Record excerpts:
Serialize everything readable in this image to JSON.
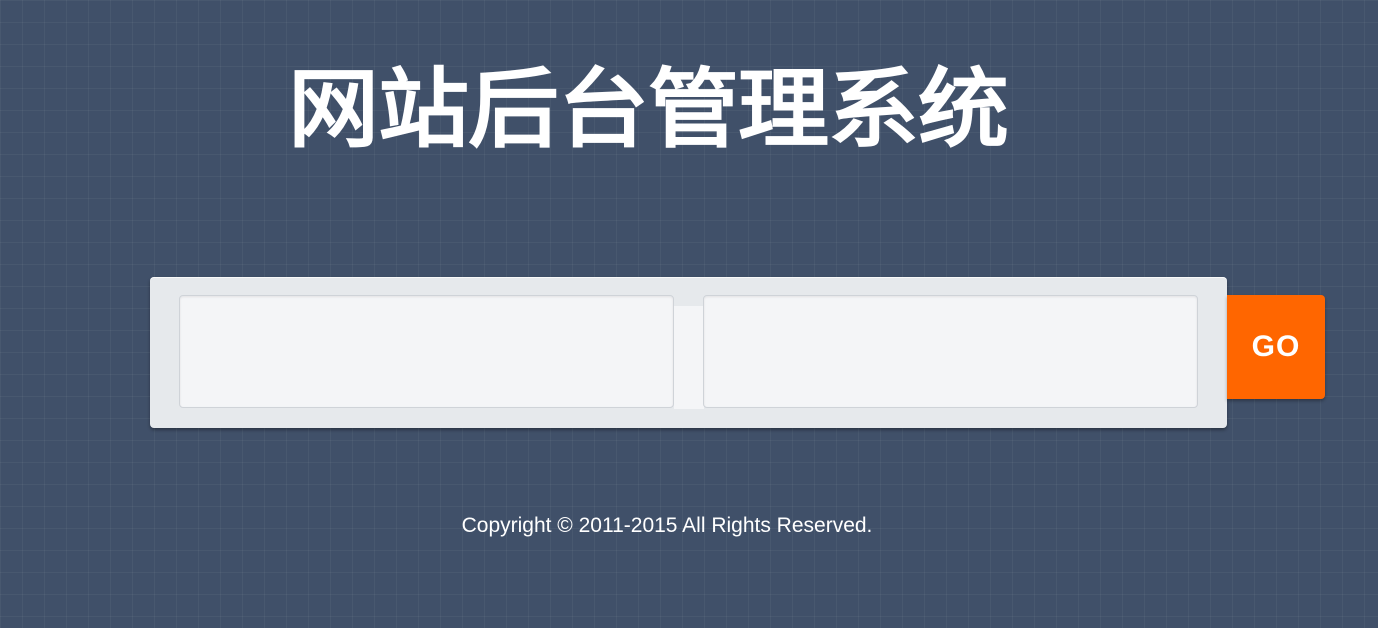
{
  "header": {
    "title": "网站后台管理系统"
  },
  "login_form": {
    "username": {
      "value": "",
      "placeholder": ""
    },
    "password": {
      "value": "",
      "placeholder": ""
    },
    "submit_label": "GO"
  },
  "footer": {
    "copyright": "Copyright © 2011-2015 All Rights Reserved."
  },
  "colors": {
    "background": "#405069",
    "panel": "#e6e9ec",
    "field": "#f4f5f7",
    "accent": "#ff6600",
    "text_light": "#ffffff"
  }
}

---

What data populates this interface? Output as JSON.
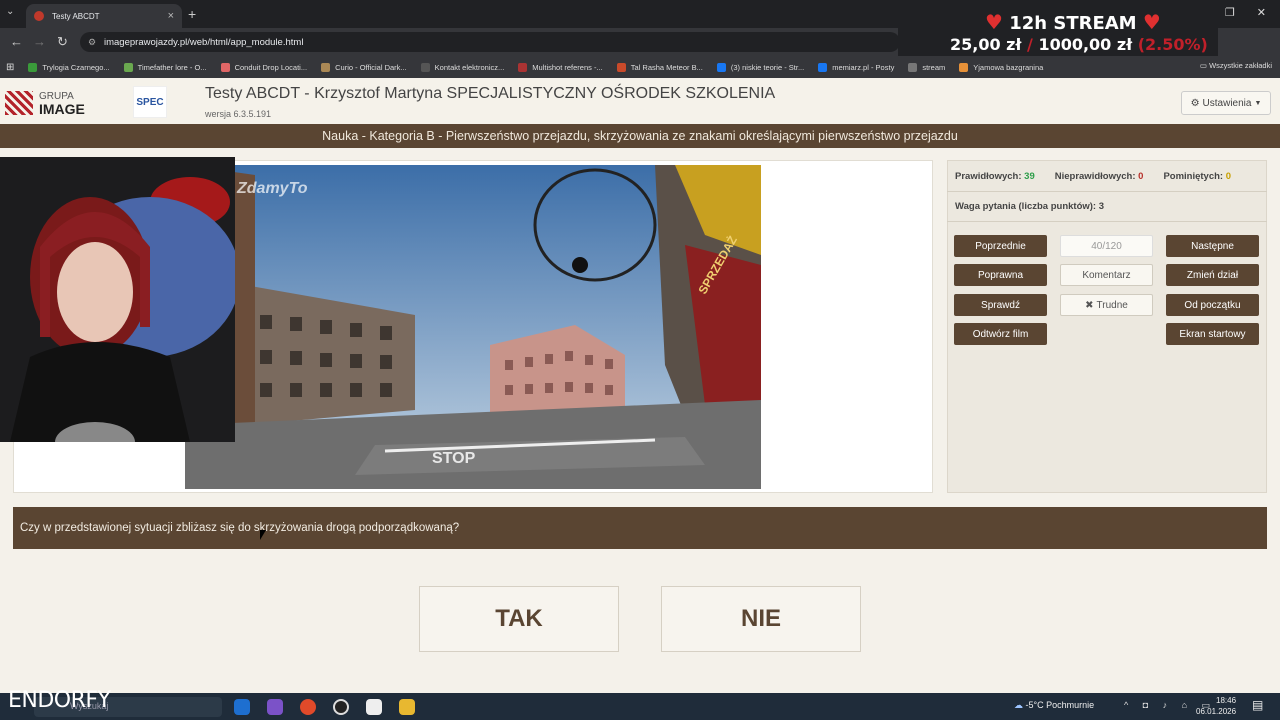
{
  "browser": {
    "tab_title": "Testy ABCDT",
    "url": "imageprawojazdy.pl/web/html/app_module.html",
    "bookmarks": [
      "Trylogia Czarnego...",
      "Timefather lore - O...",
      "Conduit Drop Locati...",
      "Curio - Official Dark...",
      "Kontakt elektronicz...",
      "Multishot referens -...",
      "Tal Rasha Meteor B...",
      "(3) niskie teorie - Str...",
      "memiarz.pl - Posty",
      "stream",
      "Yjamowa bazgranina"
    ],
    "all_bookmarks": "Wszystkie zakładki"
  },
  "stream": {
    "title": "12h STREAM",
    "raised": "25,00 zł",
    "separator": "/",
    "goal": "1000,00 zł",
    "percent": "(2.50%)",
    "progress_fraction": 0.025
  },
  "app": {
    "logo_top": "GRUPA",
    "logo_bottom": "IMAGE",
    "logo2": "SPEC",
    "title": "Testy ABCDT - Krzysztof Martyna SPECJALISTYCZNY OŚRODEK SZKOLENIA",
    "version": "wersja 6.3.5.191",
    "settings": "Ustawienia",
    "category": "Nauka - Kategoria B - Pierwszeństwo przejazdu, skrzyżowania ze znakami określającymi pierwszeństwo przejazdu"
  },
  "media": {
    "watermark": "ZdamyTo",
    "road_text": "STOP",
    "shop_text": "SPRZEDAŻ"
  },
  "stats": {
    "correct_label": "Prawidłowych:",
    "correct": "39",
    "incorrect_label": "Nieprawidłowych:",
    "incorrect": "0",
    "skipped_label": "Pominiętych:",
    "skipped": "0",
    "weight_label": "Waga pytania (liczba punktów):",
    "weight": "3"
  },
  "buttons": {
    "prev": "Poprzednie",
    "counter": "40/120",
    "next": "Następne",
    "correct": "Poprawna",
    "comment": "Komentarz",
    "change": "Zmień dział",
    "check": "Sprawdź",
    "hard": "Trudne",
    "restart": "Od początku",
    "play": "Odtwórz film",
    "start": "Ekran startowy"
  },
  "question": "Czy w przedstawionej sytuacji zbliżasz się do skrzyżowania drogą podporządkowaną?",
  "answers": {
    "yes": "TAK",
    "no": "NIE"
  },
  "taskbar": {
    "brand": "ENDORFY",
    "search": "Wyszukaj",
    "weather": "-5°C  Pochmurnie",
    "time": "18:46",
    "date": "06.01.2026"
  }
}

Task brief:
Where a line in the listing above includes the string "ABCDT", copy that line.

Exercise result:
    "tab_title": "Testy ABCDT",
    "title": "Testy ABCDT - Krzysztof Martyna SPECJALISTYCZNY OŚRODEK SZKOLENIA",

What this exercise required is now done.